(Material for this task)

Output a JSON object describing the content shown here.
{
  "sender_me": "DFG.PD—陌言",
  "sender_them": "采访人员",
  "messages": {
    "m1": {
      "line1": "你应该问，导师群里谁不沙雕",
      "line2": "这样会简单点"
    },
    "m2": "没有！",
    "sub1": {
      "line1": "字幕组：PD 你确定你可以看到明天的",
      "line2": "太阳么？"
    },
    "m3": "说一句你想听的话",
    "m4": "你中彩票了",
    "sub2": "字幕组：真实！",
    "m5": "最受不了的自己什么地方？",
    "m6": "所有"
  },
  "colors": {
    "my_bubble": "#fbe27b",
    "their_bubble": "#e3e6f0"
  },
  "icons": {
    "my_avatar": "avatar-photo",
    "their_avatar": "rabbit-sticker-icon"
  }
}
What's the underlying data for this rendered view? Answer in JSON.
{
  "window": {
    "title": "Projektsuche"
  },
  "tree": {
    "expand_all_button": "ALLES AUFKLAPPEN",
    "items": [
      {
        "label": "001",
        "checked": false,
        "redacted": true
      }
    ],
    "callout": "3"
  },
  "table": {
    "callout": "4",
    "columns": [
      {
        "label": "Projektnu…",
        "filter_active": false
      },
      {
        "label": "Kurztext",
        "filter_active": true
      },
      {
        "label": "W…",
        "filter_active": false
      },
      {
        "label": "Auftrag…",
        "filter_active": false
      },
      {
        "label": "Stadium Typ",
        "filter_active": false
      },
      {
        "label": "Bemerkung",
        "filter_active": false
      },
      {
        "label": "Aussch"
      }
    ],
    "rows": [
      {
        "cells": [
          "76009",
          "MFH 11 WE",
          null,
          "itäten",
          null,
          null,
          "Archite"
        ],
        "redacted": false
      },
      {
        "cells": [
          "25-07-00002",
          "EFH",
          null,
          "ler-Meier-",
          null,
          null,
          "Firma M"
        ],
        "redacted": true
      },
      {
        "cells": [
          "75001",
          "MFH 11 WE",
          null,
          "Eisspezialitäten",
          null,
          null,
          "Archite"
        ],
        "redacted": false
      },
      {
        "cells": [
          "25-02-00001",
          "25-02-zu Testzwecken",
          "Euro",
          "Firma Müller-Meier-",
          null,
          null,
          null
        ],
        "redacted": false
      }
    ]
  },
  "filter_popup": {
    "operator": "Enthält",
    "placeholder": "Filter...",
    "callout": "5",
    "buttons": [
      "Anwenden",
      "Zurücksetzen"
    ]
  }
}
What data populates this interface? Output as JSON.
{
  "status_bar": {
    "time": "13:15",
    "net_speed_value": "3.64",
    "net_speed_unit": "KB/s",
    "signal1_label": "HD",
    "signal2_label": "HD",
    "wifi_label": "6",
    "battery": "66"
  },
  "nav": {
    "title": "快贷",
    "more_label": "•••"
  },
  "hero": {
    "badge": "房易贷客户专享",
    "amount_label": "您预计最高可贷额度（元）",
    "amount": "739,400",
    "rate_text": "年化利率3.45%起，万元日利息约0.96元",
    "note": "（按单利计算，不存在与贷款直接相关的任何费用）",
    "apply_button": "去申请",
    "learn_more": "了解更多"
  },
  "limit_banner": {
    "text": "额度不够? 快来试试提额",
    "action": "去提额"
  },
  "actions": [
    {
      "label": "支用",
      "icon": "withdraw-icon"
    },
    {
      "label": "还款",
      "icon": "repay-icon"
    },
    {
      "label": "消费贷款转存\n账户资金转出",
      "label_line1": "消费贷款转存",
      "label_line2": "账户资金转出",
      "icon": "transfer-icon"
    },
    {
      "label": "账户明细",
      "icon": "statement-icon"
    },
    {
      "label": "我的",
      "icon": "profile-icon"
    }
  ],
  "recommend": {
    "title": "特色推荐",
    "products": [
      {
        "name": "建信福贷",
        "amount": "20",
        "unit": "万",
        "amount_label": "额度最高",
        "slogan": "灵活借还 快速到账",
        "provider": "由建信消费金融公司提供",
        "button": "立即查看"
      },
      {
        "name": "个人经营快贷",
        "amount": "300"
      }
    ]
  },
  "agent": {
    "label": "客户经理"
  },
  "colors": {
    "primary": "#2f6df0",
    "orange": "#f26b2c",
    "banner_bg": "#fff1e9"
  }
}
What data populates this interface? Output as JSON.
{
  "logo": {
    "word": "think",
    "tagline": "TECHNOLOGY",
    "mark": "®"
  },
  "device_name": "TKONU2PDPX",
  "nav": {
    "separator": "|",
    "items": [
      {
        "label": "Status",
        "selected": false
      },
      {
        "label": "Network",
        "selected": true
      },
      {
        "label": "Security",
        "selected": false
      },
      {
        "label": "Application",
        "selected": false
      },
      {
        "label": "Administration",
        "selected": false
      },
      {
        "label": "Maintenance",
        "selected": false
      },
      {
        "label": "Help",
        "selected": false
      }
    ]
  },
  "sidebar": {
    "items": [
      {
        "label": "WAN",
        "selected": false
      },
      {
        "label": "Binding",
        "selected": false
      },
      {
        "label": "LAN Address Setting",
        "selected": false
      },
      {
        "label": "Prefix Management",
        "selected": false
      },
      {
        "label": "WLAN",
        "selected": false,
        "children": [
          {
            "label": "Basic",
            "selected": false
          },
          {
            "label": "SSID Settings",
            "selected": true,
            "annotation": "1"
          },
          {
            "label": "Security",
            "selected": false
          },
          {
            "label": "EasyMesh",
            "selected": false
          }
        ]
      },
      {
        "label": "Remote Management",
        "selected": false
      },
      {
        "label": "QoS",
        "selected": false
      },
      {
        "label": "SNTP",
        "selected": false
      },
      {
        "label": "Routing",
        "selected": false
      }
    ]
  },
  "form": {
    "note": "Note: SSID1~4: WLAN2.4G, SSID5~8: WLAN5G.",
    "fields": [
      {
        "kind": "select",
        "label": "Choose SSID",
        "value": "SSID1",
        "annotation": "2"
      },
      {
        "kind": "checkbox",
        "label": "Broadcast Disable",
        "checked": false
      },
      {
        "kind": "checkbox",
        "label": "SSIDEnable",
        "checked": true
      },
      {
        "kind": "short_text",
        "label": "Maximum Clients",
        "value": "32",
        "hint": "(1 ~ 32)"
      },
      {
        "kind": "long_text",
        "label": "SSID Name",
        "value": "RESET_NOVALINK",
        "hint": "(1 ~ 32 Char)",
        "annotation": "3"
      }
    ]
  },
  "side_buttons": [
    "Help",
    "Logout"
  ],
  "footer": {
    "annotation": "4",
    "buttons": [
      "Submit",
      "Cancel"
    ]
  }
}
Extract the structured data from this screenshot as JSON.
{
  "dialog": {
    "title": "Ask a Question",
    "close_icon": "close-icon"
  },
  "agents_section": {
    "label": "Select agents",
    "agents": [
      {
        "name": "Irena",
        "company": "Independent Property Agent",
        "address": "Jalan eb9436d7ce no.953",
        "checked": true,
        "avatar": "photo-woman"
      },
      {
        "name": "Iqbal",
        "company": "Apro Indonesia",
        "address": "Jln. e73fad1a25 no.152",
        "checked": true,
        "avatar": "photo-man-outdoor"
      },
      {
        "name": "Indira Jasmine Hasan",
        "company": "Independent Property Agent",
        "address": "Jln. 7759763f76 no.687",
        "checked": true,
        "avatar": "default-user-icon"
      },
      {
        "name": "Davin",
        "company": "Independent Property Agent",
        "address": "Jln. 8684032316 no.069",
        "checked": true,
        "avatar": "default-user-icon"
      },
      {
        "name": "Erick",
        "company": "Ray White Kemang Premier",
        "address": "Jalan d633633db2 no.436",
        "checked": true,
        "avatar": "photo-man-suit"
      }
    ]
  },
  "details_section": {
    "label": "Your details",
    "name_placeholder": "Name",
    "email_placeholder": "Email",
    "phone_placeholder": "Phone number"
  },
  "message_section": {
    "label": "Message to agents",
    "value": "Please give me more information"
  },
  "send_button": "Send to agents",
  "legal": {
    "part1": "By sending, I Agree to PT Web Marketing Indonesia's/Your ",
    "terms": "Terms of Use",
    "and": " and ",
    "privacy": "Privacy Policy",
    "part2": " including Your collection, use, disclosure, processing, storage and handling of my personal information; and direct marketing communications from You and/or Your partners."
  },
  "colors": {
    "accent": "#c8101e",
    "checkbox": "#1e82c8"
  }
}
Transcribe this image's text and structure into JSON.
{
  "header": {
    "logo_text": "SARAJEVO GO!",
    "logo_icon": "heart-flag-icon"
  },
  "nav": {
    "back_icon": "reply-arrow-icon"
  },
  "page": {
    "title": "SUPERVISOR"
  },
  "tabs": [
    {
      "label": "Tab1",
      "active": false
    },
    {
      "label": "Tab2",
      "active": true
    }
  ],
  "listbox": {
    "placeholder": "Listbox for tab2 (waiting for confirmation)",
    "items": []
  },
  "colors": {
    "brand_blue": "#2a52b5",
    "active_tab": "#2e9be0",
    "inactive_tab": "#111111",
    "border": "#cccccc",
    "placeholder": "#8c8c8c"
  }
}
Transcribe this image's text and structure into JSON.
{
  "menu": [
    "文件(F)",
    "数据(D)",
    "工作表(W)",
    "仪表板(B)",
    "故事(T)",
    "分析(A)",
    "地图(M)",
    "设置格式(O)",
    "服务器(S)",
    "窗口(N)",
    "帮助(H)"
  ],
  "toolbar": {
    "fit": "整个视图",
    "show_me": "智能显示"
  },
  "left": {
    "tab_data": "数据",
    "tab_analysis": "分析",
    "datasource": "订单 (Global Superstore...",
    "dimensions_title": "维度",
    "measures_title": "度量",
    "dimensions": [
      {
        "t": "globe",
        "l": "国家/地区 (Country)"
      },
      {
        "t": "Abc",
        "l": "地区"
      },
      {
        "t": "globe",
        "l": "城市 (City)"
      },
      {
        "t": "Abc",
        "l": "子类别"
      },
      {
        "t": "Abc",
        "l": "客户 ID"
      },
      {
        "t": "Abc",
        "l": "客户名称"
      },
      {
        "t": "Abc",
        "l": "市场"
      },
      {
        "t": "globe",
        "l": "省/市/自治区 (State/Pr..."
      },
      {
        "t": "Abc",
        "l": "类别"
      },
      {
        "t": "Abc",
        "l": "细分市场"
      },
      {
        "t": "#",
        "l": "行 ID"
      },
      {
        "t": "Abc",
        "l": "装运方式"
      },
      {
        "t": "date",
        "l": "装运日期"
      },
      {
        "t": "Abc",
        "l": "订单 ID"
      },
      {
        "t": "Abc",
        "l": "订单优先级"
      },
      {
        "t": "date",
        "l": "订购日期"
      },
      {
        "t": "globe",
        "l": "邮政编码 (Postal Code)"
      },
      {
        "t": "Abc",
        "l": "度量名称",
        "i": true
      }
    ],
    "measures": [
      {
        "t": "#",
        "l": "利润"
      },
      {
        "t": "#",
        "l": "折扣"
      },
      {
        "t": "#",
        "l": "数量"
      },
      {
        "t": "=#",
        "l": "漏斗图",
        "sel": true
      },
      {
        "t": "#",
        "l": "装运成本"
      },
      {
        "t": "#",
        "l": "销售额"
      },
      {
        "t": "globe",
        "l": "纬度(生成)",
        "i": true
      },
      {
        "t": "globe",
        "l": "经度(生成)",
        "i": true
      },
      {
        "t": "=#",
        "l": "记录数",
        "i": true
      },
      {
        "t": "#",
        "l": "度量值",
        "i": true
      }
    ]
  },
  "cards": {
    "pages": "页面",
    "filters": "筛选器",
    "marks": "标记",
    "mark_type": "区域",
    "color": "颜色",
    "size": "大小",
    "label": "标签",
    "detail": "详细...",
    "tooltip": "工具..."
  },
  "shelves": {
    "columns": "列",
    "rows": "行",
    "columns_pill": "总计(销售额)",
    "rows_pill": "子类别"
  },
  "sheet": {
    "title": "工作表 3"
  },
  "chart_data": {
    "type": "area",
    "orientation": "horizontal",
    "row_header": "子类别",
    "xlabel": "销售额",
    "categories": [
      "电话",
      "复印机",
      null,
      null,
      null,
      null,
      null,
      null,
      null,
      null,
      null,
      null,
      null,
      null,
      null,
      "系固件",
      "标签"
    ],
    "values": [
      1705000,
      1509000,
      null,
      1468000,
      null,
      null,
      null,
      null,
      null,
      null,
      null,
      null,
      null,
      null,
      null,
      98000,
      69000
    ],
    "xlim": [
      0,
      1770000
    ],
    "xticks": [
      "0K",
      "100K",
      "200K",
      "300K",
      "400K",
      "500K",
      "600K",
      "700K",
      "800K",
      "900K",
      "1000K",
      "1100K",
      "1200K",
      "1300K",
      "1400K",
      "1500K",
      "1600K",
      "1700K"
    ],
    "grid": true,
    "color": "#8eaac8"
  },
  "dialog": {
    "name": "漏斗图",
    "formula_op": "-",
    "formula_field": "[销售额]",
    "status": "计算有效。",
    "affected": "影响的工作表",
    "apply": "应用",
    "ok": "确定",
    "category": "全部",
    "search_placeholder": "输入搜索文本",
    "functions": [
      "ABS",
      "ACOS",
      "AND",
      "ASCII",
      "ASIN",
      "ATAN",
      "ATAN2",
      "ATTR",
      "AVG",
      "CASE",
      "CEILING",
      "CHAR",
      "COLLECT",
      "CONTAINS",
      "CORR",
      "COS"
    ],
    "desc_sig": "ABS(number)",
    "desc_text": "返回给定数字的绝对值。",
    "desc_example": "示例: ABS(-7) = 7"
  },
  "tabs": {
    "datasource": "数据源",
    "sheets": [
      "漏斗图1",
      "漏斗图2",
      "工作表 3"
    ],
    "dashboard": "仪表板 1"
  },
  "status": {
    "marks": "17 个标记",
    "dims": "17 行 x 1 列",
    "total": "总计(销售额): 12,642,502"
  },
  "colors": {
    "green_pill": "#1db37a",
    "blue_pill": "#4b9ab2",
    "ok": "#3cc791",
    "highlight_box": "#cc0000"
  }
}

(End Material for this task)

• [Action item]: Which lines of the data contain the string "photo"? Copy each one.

• [Completed exercise]:
    "my_avatar": "avatar-photo",
        "avatar": "photo-woman"
        "avatar": "photo-man-outdoor"
        "avatar": "photo-man-suit"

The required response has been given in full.